"I understand the coach's decision," said Wilson, adding he "most definitely" has to earn back trust from the coaching staff.
"I know I didn't have much room for error as a rookie, and then to have a critical error like that, a turnover ... You just live and you learn and you move forward."
Said Wilson of Umenyiora and Nicks: "They were just telling me to keep my head up and reminding me of their bad moments as rookies. It happens. Trying to cheer me up and keep my head up."
"He's a hell of a football player," Umenyiora said. "He's gonna respond well and play well the rest of the way and I needed to let him know that."
Starter Ahmad Bradshaw, who fumbled a career-high seven times in 2010, can relate to what Wilson went through.
"I've been in the same position," said Bradshaw, who rushed 17 times for 78 yards and a touchdown. "I just told him to keep his head up and focus on holding the ball a little more in practice and through the week. That's a tough play as a toss play getting around the edge, guys coming inside, gets a nice hit on him. It's hard to take that hit."
The Giants, who ranked last in the league in rushing a year ago, didn't get much from their ground game until late in the fourth quarter, when Bradshaw ripped off a 33-yarder.
Linebacker Michael Boley's 51-yard interception return early in the second quarter gave the Giants a first-and-goal from the Dallas 1. But Bradshaw was thwarted on back-to-back runs, and the Giants eventually had to settle for a 22-yard field goal.
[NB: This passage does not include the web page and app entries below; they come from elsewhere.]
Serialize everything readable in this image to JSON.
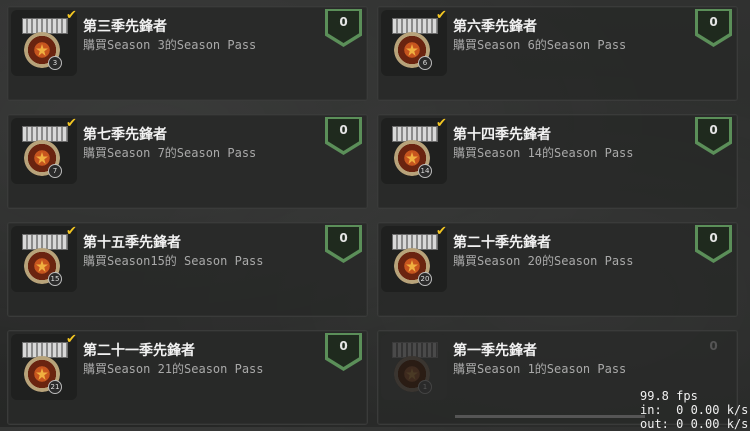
{
  "achievements": [
    {
      "title": "第三季先鋒者",
      "desc": "購買Season 3的Season Pass",
      "badge": "3",
      "count": "0",
      "unlocked": true
    },
    {
      "title": "第六季先鋒者",
      "desc": "購買Season 6的Season Pass",
      "badge": "6",
      "count": "0",
      "unlocked": true
    },
    {
      "title": "第七季先鋒者",
      "desc": "購買Season 7的Season Pass",
      "badge": "7",
      "count": "0",
      "unlocked": true
    },
    {
      "title": "第十四季先鋒者",
      "desc": "購買Season 14的Season Pass",
      "badge": "14",
      "count": "0",
      "unlocked": true
    },
    {
      "title": "第十五季先鋒者",
      "desc": "購買Season15的 Season Pass",
      "badge": "15",
      "count": "0",
      "unlocked": true
    },
    {
      "title": "第二十季先鋒者",
      "desc": "購買Season 20的Season Pass",
      "badge": "20",
      "count": "0",
      "unlocked": true
    },
    {
      "title": "第二十一季先鋒者",
      "desc": "購買Season 21的Season Pass",
      "badge": "21",
      "count": "0",
      "unlocked": true
    },
    {
      "title": "第一季先鋒者",
      "desc": "購買Season 1的Season Pass",
      "badge": "1",
      "count": "0",
      "unlocked": false
    }
  ],
  "overlay": {
    "fps": "99.8 fps",
    "in": "in:  0 0.00 k/s",
    "out": "out: 0 0.00 k/s"
  },
  "colors": {
    "shield": "#5b8f59",
    "check": "#f3c622"
  }
}
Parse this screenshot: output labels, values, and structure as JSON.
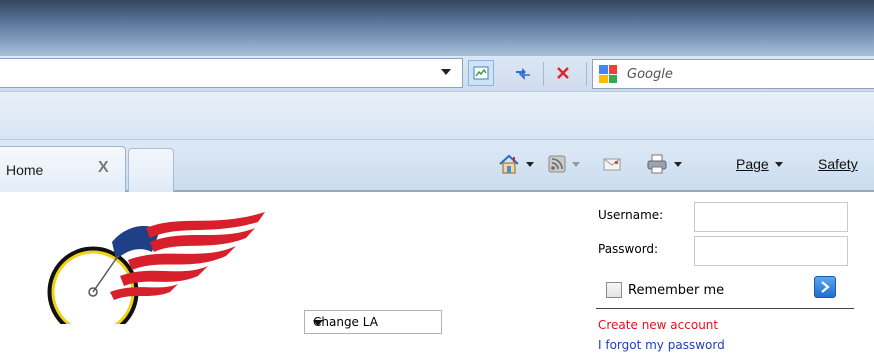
{
  "browser": {
    "search": {
      "placeholder": "Google"
    },
    "tabs": [
      {
        "label": "Home",
        "close": "X"
      }
    ],
    "commands": {
      "page": "Page",
      "safety": "Safety"
    }
  },
  "site": {
    "language_select": {
      "value": "Change LA"
    },
    "login": {
      "username_label": "Username:",
      "password_label": "Password:",
      "remember_label": "Remember me",
      "create_account": "Create new account",
      "forgot_password": "I forgot my password"
    }
  },
  "colors": {
    "create_link": "#e8101a",
    "forgot_link": "#1a3fc2",
    "go_button": "#1f6fd0"
  }
}
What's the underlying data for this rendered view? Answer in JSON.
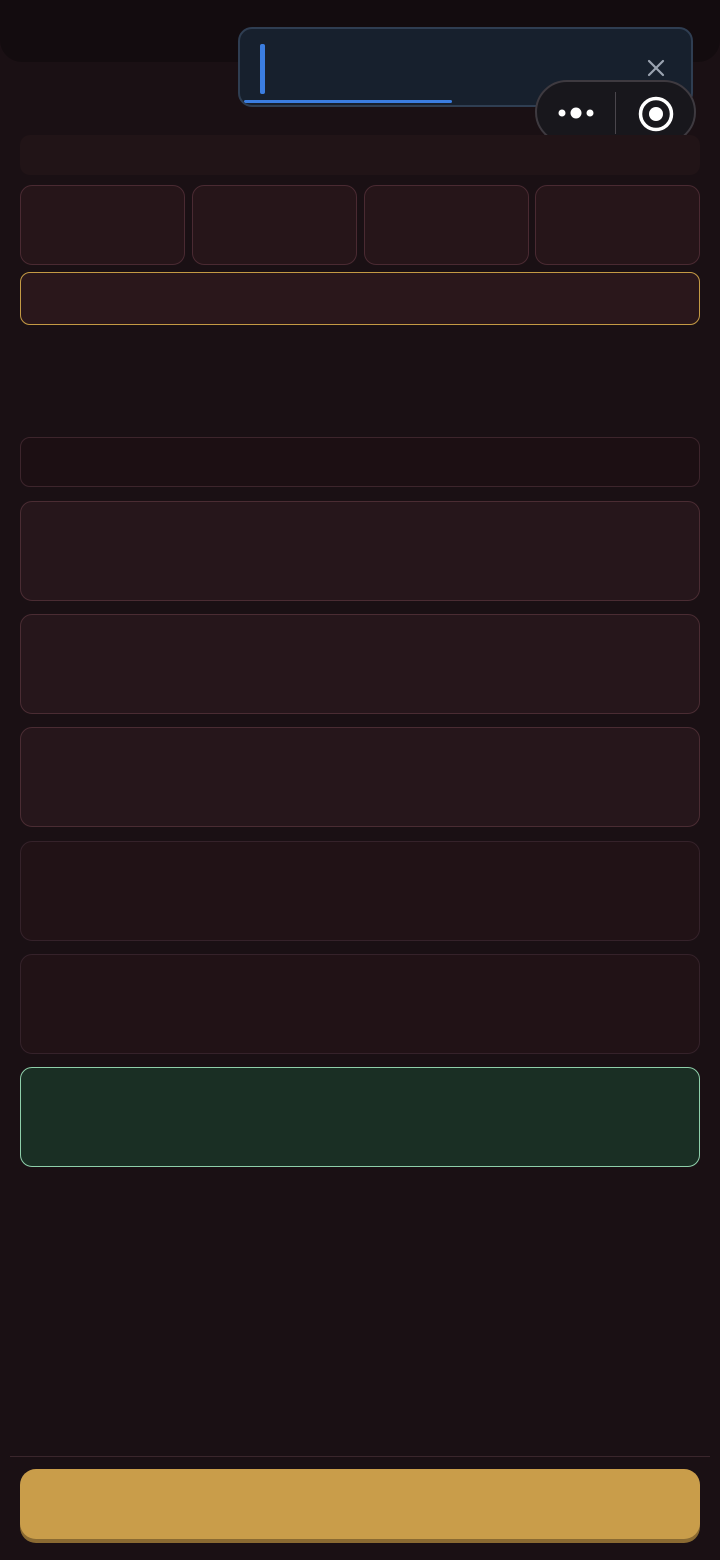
{
  "colors": {
    "background": "#1a1014",
    "accent_gold": "#c99d4a",
    "accent_green_border": "#8ecfaa",
    "toast_accent": "#3b7de0"
  },
  "toast": {
    "text": "",
    "close_icon": "close-icon",
    "progress_fraction": 0.47
  },
  "capsule": {
    "more_icon": "more-dots-icon",
    "target_icon": "target-icon"
  },
  "strip": {
    "text": ""
  },
  "tiles": [
    {
      "label": ""
    },
    {
      "label": ""
    },
    {
      "label": ""
    },
    {
      "label": ""
    }
  ],
  "gold_field": {
    "value": ""
  },
  "section_header": {
    "text": ""
  },
  "cards": [
    {
      "label": ""
    },
    {
      "label": ""
    },
    {
      "label": ""
    },
    {
      "label": ""
    },
    {
      "label": ""
    },
    {
      "label": ""
    }
  ],
  "primary_button": {
    "label": ""
  }
}
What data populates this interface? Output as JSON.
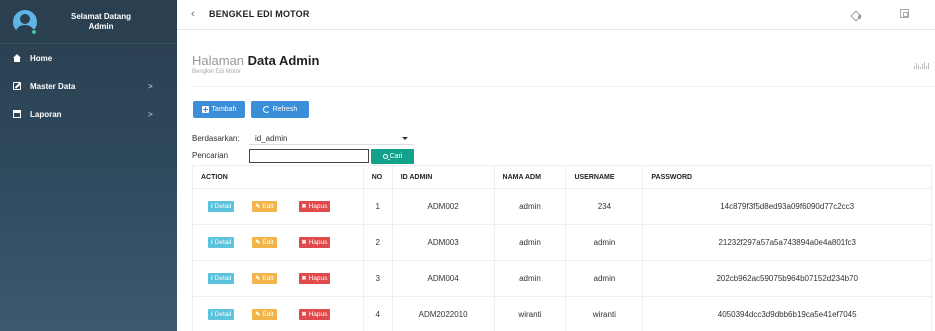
{
  "sidebar": {
    "user_greeting": "Selamat Datang",
    "user_role": "Admin",
    "items": [
      {
        "label": "Home",
        "icon": "home-icon",
        "has_submenu": false
      },
      {
        "label": "Master Data",
        "icon": "edit-icon",
        "has_submenu": true
      },
      {
        "label": "Laporan",
        "icon": "calendar-icon",
        "has_submenu": true
      }
    ]
  },
  "topbar": {
    "back_symbol": "‹",
    "title": "BENGKEL EDI MOTOR"
  },
  "page": {
    "title_light": "Halaman",
    "title_strong": "Data Admin",
    "subtitle": "Bengkel Edi Motor"
  },
  "actions": {
    "add_label": "Tambah",
    "refresh_label": "Refresh"
  },
  "filter": {
    "by_label": "Berdasarkan:",
    "by_value": "id_admin",
    "search_label": "Pencarian",
    "search_value": "",
    "search_button_label": "Cari"
  },
  "table": {
    "headers": [
      "ACTION",
      "NO",
      "ID ADMIN",
      "NAMA ADM",
      "USERNAME",
      "PASSWORD"
    ],
    "row_actions": {
      "detail": "Detail",
      "edit": "Edit",
      "hapus": "Hapus"
    },
    "rows": [
      {
        "no": "1",
        "id_admin": "ADM002",
        "nama": "admin",
        "username": "234",
        "password": "14c879f3f5d8ed93a09f6090d77c2cc3"
      },
      {
        "no": "2",
        "id_admin": "ADM003",
        "nama": "admin",
        "username": "admin",
        "password": "21232f297a57a5a743894a0e4a801fc3"
      },
      {
        "no": "3",
        "id_admin": "ADM004",
        "nama": "admin",
        "username": "admin",
        "password": "202cb962ac59075b964b07152d234b70"
      },
      {
        "no": "4",
        "id_admin": "ADM2022010",
        "nama": "wiranti",
        "username": "wiranti",
        "password": "4050394dcc3d9dbb6b19ca5e41ef7045"
      }
    ]
  },
  "colors": {
    "sidebar_bg": "#2a3f4f",
    "primary": "#3a8fd8",
    "success": "#12a18a",
    "info": "#5cc3dd",
    "warning": "#f3b54a",
    "danger": "#e14a4a"
  }
}
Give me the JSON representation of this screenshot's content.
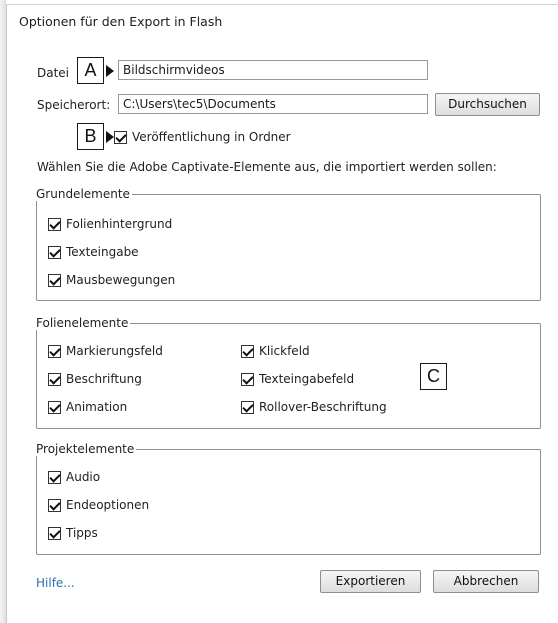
{
  "dialog": {
    "title": "Optionen für den Export in Flash"
  },
  "file": {
    "label": "Datei",
    "value": "Bildschirmvideos"
  },
  "location": {
    "label": "Speicherort:",
    "value": "C:\\Users\\tec5\\Documents",
    "browse_label": "Durchsuchen"
  },
  "publish_folder": {
    "label": "Veröffentlichung in Ordner",
    "checked": true
  },
  "instruction": "Wählen Sie die Adobe Captivate-Elemente aus, die importiert werden sollen:",
  "groups": {
    "basic": {
      "title": "Grundelemente",
      "items": [
        "Folienhintergrund",
        "Texteingabe",
        "Mausbewegungen"
      ]
    },
    "slide": {
      "title": "Folienelemente",
      "left": [
        "Markierungsfeld",
        "Beschriftung",
        "Animation"
      ],
      "right": [
        "Klickfeld",
        "Texteingabefeld",
        "Rollover-Beschriftung"
      ]
    },
    "project": {
      "title": "Projektelemente",
      "items": [
        "Audio",
        "Endeoptionen",
        "Tipps"
      ]
    }
  },
  "callouts": {
    "a": "A",
    "b": "B",
    "c": "C"
  },
  "footer": {
    "help": "Hilfe...",
    "export": "Exportieren",
    "cancel": "Abbrechen"
  }
}
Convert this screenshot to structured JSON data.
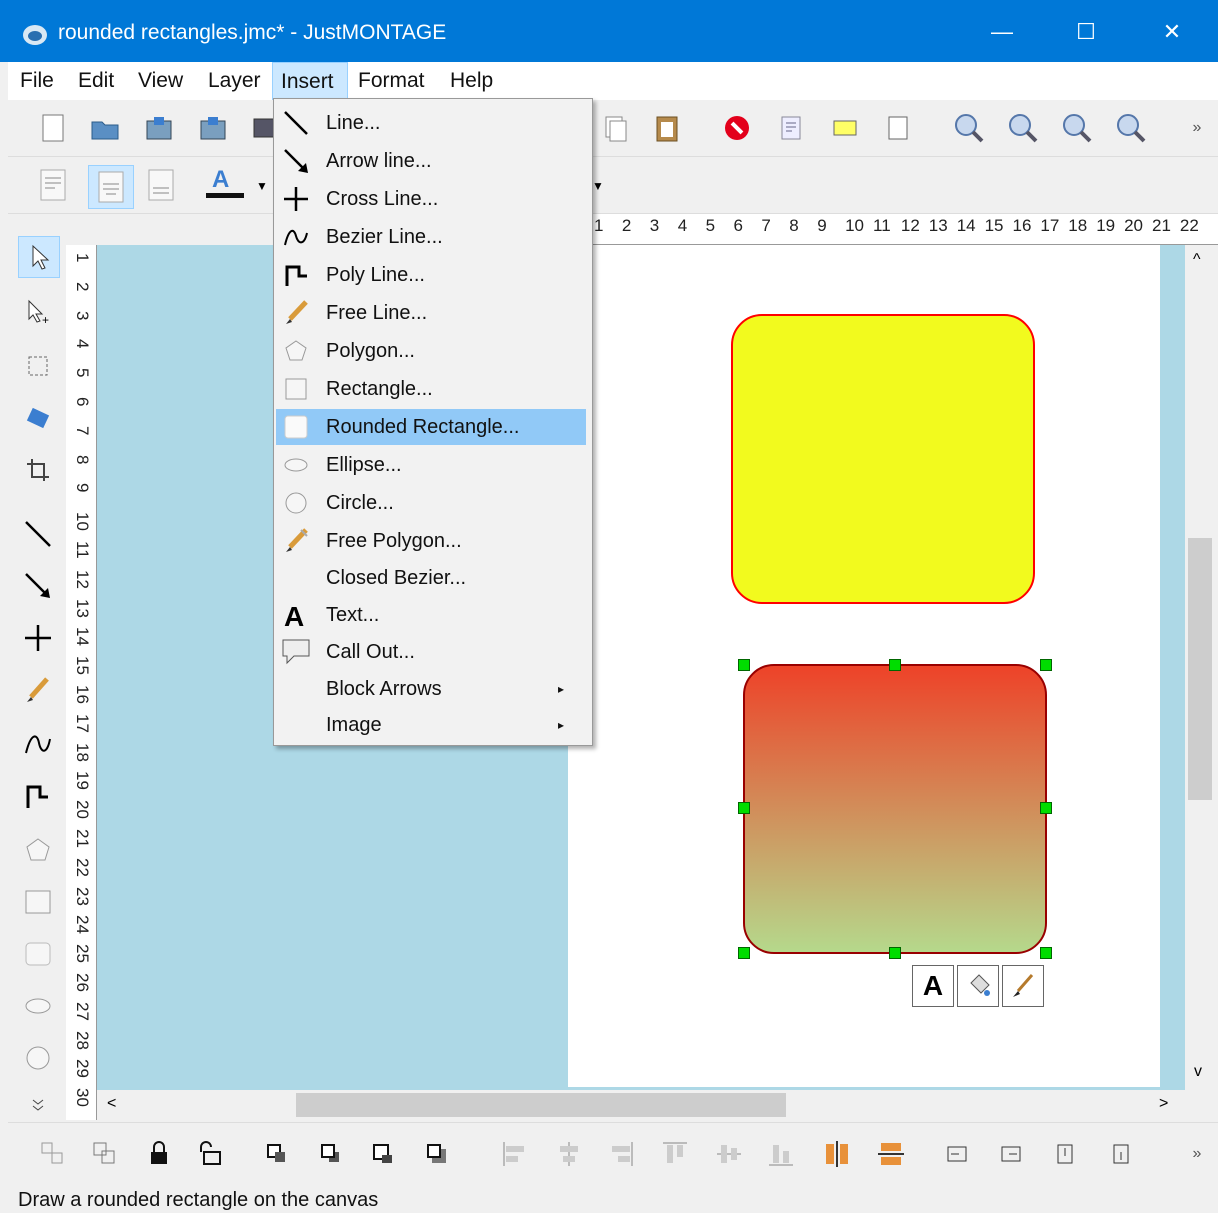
{
  "window": {
    "title": "rounded rectangles.jmc* - JustMONTAGE",
    "minimize": "—",
    "maximize": "☐",
    "close": "✕"
  },
  "menubar": {
    "items": [
      "File",
      "Edit",
      "View",
      "Layer",
      "Insert",
      "Format",
      "Help"
    ],
    "active": "Insert"
  },
  "insert_menu": {
    "items": [
      {
        "label": "Line...",
        "icon": "line-icon"
      },
      {
        "label": "Arrow line...",
        "icon": "arrow-line-icon"
      },
      {
        "label": "Cross Line...",
        "icon": "cross-line-icon"
      },
      {
        "label": "Bezier Line...",
        "icon": "bezier-line-icon"
      },
      {
        "label": "Poly Line...",
        "icon": "poly-line-icon"
      },
      {
        "label": "Free Line...",
        "icon": "pencil-icon"
      },
      {
        "label": "Polygon...",
        "icon": "polygon-icon"
      },
      {
        "label": "Rectangle...",
        "icon": "rectangle-icon"
      },
      {
        "label": "Rounded Rectangle...",
        "icon": "rounded-rectangle-icon"
      },
      {
        "label": "Ellipse...",
        "icon": "ellipse-icon"
      },
      {
        "label": "Circle...",
        "icon": "circle-icon"
      },
      {
        "label": "Free Polygon...",
        "icon": "free-polygon-icon"
      },
      {
        "label": "Closed Bezier...",
        "icon": ""
      },
      {
        "label": "Text...",
        "icon": "text-icon"
      },
      {
        "label": "Call Out...",
        "icon": "callout-icon"
      },
      {
        "label": "Block Arrows",
        "icon": ""
      },
      {
        "label": "Image",
        "icon": ""
      }
    ],
    "highlighted": "Rounded Rectangle...",
    "submenu_arrow": "▸"
  },
  "toolbar": {
    "overflow": "»"
  },
  "canvas": {
    "shape1": {
      "fill": "#f2fa1e",
      "stroke": "#ff0000"
    },
    "shape2": {
      "gradient_top": "#ee4228",
      "gradient_bottom": "#b5d98c",
      "stroke": "#990000"
    },
    "text_tool_label": "A"
  },
  "scrollbars": {
    "up": "^",
    "down": "v",
    "left": "<",
    "right": ">"
  },
  "status": {
    "text": "Draw a rounded rectangle on the canvas"
  }
}
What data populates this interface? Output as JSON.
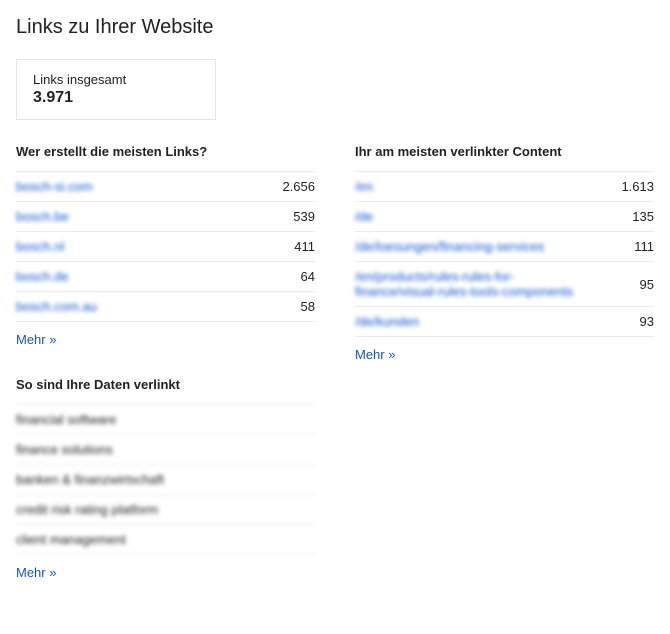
{
  "title": "Links zu Ihrer Website",
  "total": {
    "label": "Links insgesamt",
    "value": "3.971"
  },
  "linkers": {
    "heading": "Wer erstellt die meisten Links?",
    "rows": [
      {
        "label": "bosch-si.com",
        "value": "2.656"
      },
      {
        "label": "bosch.be",
        "value": "539"
      },
      {
        "label": "bosch.nl",
        "value": "411"
      },
      {
        "label": "bosch.de",
        "value": "64"
      },
      {
        "label": "bosch.com.au",
        "value": "58"
      }
    ],
    "more": "Mehr »"
  },
  "content": {
    "heading": "Ihr am meisten verlinkter Content",
    "rows": [
      {
        "label": "/en",
        "value": "1.613"
      },
      {
        "label": "/de",
        "value": "135"
      },
      {
        "label": "/de/loesungen/financing-services",
        "value": "111"
      },
      {
        "label": "/en/products/rules-rules-for-finance/visual-rules-tools-components",
        "value": "95"
      },
      {
        "label": "/de/kunden",
        "value": "93"
      }
    ],
    "more": "Mehr »"
  },
  "anchors": {
    "heading": "So sind Ihre Daten verlinkt",
    "rows": [
      "financial software",
      "finance solutions",
      "banken & finanzwirtschaft",
      "credit risk rating platform",
      "client management"
    ],
    "more": "Mehr »"
  }
}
"They had a great scheme. They filled the inside. It was a kind of an off-tackle play," Bradshaw said of his first attempt, which lost two yards. "They were able to get leverage on us."
The Giants failed to score again in the first half, and trailed 7-3 heading into the locker room.
They came back out and never recovered.
"This loss was a wake-up call for us," Bradshaw said. "We need to get ready for next week."